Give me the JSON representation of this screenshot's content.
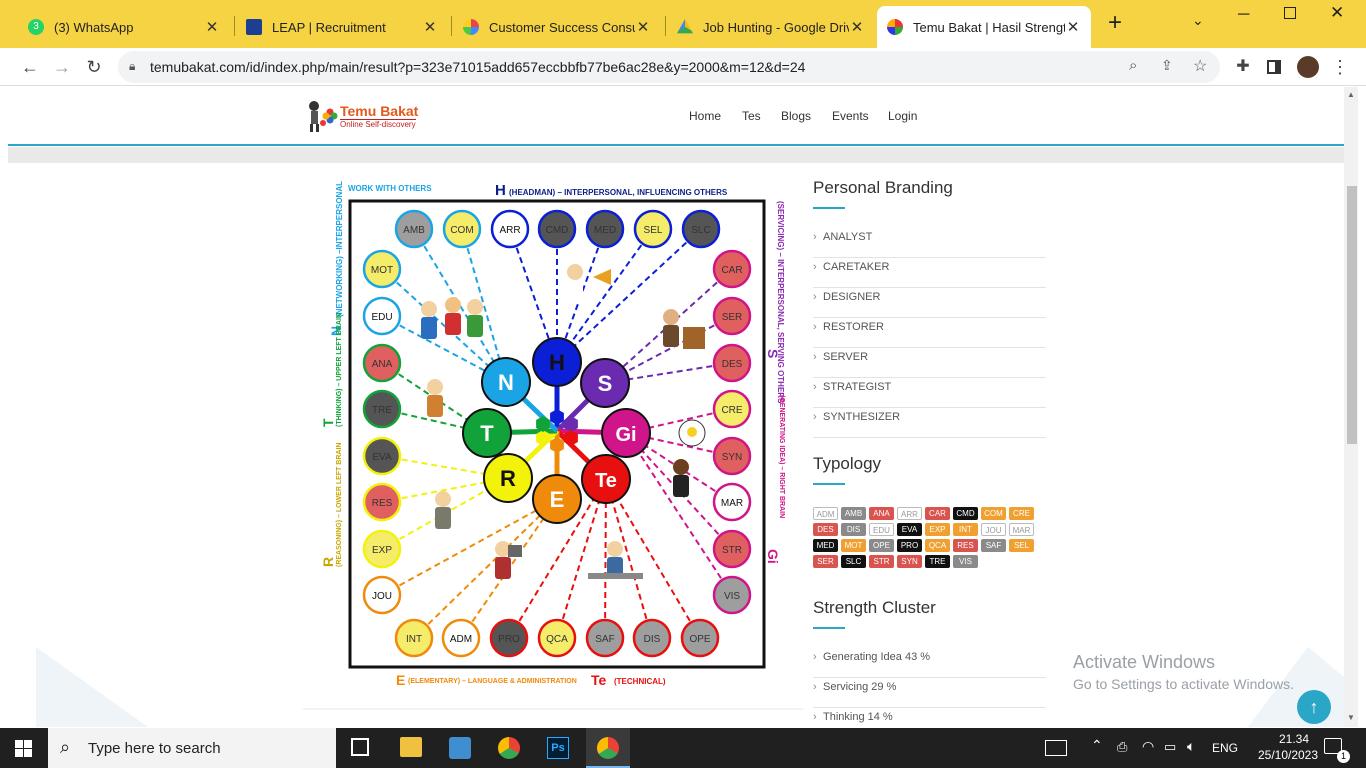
{
  "browser": {
    "tabs": [
      {
        "title": "(3) WhatsApp",
        "badge": "3"
      },
      {
        "title": "LEAP | Recruitment"
      },
      {
        "title": "Customer Success Consulta"
      },
      {
        "title": "Job Hunting - Google Drive"
      },
      {
        "title": "Temu Bakat | Hasil Strength"
      }
    ],
    "new_tab": "+",
    "url": "temubakat.com/id/index.php/main/result?p=323e71015add657eccbbfb77be6ac28e&y=2000&m=12&d=24"
  },
  "site": {
    "logo_title": "Temu Bakat",
    "logo_subtitle": "Online Self-discovery",
    "nav": [
      "Home",
      "Tes",
      "Blogs",
      "Events",
      "Login"
    ]
  },
  "diagram": {
    "top_header": "(HEADMAN) – INTERPERSONAL, INFLUENCING OTHERS",
    "top_letter": "H",
    "work_with_others": "WORK WITH OTHERS",
    "left_n_label": "(NETWORKING) –INTERPERSONAL",
    "left_n_letter": "N",
    "left_t_label": "(THINKING) – UPPER LEFT BRAIN",
    "left_t_letter": "T",
    "left_r_label": "(REASONING) – LOWER LEFT BRAIN",
    "left_r_letter": "R",
    "right_s_label": "(SERVICING) – INTERPERSONAL, SERVING OTHERS",
    "right_s_letter": "S",
    "right_gi_label": "(GENERATING IDEA) – RIGHT BRAIN",
    "right_gi_letter": "Gi",
    "bottom_e_letter": "E",
    "bottom_e_label": "(ELEMENTARY) – LANGUAGE & ADMINISTRATION",
    "bottom_te_letter": "Te",
    "bottom_te_label": "(TECHNICAL)",
    "hubs": [
      "H",
      "S",
      "Gi",
      "Te",
      "E",
      "R",
      "T",
      "N"
    ],
    "nodes": [
      "AMB",
      "COM",
      "ARR",
      "CMD",
      "MED",
      "SEL",
      "SLC",
      "CAR",
      "SER",
      "DES",
      "CRE",
      "SYN",
      "MAR",
      "STR",
      "VIS",
      "OPE",
      "DIS",
      "SAF",
      "QCA",
      "PRO",
      "ADM",
      "INT",
      "JOU",
      "EXP",
      "RES",
      "EVA",
      "TRE",
      "ANA",
      "EDU",
      "MOT"
    ]
  },
  "sidebar": {
    "personal_branding_title": "Personal Branding",
    "personal_branding": [
      "ANALYST",
      "CARETAKER",
      "DESIGNER",
      "RESTORER",
      "SERVER",
      "STRATEGIST",
      "SYNTHESIZER"
    ],
    "typology_title": "Typology",
    "typology": [
      [
        "ADM",
        "AMB",
        "ANA",
        "ARR",
        "CAR",
        "CMD",
        "COM",
        "CRE"
      ],
      [
        "DES",
        "DIS",
        "EDU",
        "EVA",
        "EXP",
        "INT",
        "JOU",
        "MAR"
      ],
      [
        "MED",
        "MOT",
        "OPE",
        "PRO",
        "QCA",
        "RES",
        "SAF",
        "SEL"
      ],
      [
        "SER",
        "SLC",
        "STR",
        "SYN",
        "TRE",
        "VIS"
      ]
    ],
    "strength_cluster_title": "Strength Cluster",
    "strength_cluster": [
      "Generating Idea 43 %",
      "Servicing 29 %",
      "Thinking 14 %"
    ]
  },
  "watermark": {
    "line1": "Activate Windows",
    "line2": "Go to Settings to activate Windows."
  },
  "taskbar": {
    "search_placeholder": "Type here to search",
    "language": "ENG",
    "time": "21.34",
    "date": "25/10/2023",
    "notification_count": "1"
  },
  "colors": {
    "tab_strip": "#f5d343",
    "accent": "#2aa6c6",
    "red": "#d9534f",
    "black": "#111111",
    "gray": "#8a8a8a",
    "orange": "#f0a030"
  }
}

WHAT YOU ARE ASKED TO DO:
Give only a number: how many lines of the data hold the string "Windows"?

EXPECTED ANSWER:
2